Woodchurch Windmill is a traditional Kentish smock mill, formerly one of a pair. Such mills are typically found in areas where there is a strong tradition of timber building. The upper mill, which was used as an observation post in the First World War, was tarred black and the weatherboarding of the lower mill, which survives, is painted white. Dating from the early 19th century, the mill stopped work in 1926 and was fortunate to survive two decades of decay. The timber frame of the smock tower, which stands on a brick base, had distorted badly and the mill has subsequently been substantially rebuilt and restored to working order. It contains three pairs of millstones driven by four shuttered sails, a form patented in 1807. The sails and cap of the mill are turned to face the wind automatically by a fantail.
Felin Cochwillan Mill, Gwynedd

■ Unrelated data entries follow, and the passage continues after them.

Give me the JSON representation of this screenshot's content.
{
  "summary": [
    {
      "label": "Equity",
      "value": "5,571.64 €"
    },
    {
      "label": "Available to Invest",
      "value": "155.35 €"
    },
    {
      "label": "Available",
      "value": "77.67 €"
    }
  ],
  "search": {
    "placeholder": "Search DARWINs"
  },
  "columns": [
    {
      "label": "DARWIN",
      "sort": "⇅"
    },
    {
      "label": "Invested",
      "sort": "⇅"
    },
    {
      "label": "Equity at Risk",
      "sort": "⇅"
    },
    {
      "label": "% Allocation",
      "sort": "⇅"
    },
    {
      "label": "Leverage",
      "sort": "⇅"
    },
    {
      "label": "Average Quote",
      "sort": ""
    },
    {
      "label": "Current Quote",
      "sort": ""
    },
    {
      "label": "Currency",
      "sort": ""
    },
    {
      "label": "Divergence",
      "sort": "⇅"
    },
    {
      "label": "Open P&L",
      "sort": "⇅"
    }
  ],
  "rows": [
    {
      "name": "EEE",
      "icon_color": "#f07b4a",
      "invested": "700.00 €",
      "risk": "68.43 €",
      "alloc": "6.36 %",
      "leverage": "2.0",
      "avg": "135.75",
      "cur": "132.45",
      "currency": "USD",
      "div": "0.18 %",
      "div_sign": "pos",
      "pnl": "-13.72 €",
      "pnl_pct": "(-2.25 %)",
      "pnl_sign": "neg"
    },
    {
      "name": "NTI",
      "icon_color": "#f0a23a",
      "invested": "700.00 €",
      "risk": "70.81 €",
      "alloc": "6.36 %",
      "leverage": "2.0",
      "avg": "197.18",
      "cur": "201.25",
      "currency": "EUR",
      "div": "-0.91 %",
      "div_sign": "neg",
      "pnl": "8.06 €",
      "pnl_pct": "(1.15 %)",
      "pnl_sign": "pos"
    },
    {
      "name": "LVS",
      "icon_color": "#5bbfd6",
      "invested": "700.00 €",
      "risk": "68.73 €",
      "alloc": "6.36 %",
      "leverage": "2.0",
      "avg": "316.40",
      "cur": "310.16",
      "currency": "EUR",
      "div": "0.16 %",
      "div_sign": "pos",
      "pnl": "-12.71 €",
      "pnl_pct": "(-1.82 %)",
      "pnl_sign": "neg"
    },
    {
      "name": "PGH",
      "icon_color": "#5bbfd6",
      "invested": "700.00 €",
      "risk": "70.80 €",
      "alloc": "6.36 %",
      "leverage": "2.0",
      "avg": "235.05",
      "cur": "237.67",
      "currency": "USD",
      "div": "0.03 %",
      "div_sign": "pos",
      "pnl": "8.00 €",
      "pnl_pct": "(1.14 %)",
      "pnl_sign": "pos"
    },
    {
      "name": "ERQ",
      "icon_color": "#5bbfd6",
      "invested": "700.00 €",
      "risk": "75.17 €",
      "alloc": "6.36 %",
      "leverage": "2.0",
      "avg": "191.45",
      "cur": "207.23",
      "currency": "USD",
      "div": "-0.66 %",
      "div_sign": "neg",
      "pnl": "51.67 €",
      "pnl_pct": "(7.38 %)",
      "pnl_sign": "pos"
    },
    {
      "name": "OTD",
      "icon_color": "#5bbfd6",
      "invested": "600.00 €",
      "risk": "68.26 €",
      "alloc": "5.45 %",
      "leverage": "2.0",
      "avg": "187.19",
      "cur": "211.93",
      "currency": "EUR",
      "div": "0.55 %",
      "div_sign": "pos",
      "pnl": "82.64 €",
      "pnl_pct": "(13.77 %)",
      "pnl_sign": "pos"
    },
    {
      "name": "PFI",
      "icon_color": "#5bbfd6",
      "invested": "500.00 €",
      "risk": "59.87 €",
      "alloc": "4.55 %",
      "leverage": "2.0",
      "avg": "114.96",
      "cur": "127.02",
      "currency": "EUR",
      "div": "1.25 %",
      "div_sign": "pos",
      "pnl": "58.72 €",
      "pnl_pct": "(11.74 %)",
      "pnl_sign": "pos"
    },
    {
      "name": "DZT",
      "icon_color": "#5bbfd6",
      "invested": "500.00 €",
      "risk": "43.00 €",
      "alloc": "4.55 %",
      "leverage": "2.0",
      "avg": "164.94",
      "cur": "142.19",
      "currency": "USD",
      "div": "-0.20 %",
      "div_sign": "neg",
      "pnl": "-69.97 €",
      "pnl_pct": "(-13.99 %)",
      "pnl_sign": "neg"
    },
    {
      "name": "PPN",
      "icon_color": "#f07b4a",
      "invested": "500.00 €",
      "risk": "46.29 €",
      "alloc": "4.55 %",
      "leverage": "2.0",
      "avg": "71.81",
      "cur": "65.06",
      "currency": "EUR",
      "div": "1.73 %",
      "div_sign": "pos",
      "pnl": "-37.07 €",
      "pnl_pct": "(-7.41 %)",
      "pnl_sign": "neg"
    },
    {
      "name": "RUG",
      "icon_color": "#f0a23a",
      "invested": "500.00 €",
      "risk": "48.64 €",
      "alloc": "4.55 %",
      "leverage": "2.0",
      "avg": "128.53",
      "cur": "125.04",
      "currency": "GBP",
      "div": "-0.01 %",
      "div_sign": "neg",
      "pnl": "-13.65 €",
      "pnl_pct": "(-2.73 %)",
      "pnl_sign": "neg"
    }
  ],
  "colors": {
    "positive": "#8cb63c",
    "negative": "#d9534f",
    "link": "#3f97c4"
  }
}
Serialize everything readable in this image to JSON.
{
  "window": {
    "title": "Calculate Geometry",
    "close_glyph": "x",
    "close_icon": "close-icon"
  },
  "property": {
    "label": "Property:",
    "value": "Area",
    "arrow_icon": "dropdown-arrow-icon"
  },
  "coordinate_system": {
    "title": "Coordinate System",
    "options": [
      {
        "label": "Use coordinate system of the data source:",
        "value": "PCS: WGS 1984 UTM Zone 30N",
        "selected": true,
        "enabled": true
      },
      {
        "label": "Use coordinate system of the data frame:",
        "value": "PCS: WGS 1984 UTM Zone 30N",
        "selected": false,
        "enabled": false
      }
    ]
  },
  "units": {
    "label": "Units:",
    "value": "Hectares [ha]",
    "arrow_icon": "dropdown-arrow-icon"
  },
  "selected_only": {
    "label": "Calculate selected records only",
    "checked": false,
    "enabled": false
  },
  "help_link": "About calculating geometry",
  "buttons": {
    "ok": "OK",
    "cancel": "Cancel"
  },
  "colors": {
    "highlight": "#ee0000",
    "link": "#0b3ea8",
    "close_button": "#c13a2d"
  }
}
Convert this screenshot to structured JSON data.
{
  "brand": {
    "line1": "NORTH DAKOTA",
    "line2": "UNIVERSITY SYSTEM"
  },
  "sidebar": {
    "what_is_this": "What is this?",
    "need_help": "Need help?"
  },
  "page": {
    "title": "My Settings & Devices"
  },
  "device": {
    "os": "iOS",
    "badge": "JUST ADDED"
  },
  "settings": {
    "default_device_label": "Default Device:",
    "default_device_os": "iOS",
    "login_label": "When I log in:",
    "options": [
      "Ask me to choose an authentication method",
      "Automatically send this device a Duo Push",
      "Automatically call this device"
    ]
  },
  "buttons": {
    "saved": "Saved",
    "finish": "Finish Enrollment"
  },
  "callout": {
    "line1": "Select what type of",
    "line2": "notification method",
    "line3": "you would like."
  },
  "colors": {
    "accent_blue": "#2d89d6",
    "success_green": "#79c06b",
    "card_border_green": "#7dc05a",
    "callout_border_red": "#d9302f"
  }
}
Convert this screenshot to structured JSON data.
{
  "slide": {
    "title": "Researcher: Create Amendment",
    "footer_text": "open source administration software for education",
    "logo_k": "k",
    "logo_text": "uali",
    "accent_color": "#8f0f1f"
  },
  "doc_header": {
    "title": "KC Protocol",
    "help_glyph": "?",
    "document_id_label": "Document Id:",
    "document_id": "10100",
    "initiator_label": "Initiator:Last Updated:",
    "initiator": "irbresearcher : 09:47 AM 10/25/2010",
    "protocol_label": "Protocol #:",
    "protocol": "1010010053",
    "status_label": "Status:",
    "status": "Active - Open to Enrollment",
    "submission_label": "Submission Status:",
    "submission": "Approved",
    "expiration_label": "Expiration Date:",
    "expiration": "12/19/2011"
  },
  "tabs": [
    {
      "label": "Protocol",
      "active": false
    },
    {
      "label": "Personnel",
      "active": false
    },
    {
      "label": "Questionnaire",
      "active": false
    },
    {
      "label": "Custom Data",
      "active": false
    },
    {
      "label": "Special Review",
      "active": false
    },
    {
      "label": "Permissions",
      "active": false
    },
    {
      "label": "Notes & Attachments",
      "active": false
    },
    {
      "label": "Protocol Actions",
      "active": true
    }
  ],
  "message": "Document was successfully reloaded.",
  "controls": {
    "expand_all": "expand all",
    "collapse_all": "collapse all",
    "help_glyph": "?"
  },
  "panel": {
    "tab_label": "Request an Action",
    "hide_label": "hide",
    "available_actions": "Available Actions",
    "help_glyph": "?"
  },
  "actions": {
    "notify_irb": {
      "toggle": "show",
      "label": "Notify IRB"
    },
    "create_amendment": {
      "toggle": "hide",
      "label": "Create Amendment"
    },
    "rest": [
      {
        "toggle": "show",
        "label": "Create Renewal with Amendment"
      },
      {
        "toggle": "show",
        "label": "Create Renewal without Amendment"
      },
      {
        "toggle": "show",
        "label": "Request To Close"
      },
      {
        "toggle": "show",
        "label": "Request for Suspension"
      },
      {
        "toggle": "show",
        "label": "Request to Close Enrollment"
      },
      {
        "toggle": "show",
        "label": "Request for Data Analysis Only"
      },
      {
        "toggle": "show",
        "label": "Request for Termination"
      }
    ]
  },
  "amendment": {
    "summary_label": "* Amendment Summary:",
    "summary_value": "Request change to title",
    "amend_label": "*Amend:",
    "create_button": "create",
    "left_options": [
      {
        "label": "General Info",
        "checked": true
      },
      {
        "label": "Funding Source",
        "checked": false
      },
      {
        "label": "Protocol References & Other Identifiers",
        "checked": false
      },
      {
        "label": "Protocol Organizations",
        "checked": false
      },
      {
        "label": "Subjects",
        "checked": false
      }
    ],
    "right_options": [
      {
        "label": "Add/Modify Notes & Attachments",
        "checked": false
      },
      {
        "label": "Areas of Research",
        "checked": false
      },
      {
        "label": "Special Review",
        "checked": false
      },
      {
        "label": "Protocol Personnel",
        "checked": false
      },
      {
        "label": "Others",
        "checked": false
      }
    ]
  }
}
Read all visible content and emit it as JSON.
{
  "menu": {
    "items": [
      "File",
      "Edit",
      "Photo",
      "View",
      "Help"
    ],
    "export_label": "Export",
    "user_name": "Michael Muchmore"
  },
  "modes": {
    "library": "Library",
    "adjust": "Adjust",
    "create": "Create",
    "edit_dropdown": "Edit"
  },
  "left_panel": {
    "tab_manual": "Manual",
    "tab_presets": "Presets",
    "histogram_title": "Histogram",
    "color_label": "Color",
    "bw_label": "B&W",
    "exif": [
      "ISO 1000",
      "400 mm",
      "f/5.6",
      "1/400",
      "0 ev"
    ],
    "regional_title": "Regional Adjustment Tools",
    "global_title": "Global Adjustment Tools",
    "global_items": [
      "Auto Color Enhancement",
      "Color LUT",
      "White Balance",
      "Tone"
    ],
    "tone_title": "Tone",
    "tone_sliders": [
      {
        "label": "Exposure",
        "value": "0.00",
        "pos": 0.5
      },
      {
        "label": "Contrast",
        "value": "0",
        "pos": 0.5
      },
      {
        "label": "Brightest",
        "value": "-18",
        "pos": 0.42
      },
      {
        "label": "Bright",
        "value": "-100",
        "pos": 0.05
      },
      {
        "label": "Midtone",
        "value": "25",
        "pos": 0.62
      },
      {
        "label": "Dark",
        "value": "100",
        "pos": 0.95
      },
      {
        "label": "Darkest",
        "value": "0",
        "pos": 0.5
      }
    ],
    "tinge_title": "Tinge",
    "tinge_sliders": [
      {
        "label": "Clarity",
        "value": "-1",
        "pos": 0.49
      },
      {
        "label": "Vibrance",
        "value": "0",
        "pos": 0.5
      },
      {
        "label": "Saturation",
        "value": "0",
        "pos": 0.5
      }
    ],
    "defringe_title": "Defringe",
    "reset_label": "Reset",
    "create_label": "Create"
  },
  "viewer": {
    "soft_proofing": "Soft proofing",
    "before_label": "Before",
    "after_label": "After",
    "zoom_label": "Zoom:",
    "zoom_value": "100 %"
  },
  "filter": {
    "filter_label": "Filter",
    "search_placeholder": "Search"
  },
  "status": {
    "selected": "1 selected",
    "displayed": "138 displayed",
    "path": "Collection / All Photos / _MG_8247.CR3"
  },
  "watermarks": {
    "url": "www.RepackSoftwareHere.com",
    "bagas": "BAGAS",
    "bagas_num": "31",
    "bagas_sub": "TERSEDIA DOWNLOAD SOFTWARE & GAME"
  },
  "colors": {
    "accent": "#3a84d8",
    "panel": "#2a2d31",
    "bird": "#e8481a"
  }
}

Felin Cochwillan, close to the Snowdonia National Park in North Wales, was built by the Williams family as a fulling mill, for processing woollen cloth, about 200 years ago. It was subsequently taken over by the Penrhyn Estate and converted to corn milling, grinding wheat, barley and oats. In 1901 the machinery was updated and the mill worked until 1955.The machinery was driven by a powerful breastshot waterwheel turned by water from the River Ogwen. There are four pairs of millstones, two driven by gearing and two by belt-drives, and ancillary machinery for producing oatmeal, including a kiln in which oat grains were dried prior to being shelled and ground. A second smaller waterwheel was introduced to generate electricity. The mill is now under private ownership and currently undergoing major repairs and restoration.
Ballycopeland Windmill, County Down
Ballycopeland Windmill is the last surviving example of over a hundred windmills that once stood in a rich grain-growing area of the Ards Peninsula in County Down. The stone tower mill dates from the late 18th century and contains four floors and machinery to drive three pairs of millstones, for grinding corn and shelling oats. Distinctive elements are the four roller-reefing sails incorporating a design patented by Captain Stephen Hooper in 1789, and now a unique feature on a windmill in the British Isles. The mill was commercially operational until 1915 and was restored in several phases between 1938 and the present day. It is now in the care of the Northern Ireland Department for Communities. An extensive programme of repair and restoration work is currently underway to preserve this historic mill for future generations.
New Abbey Corn Mill, Dumfries and Galloway
New Abbey Corn Mill is a late 18th-century mill that is thought to occupy the site of a watermill for grinding grain which was established in the 13th century by the Cistercian monks of the monastery of Sweetheart Abbey. The mill, miller’s house and kiln for drying oats are grouped together in one building, the mill having had an extra floor, for grain storage, which was added in the mid-19th century. The machinery and three pairs of millstones, for shelling and grinding oats and animal feed, are driven by a pitch-back waterwheel, water being fed from a mill pond lined with boulders onto the top of the wheel along a timber launder. New Abbey Corn Mill ceased working in the mid-20th century and, after repair and restoration in the 1970s, it was opened to visitors in 1983. The mill is maintained and cared for by Historic Scotland.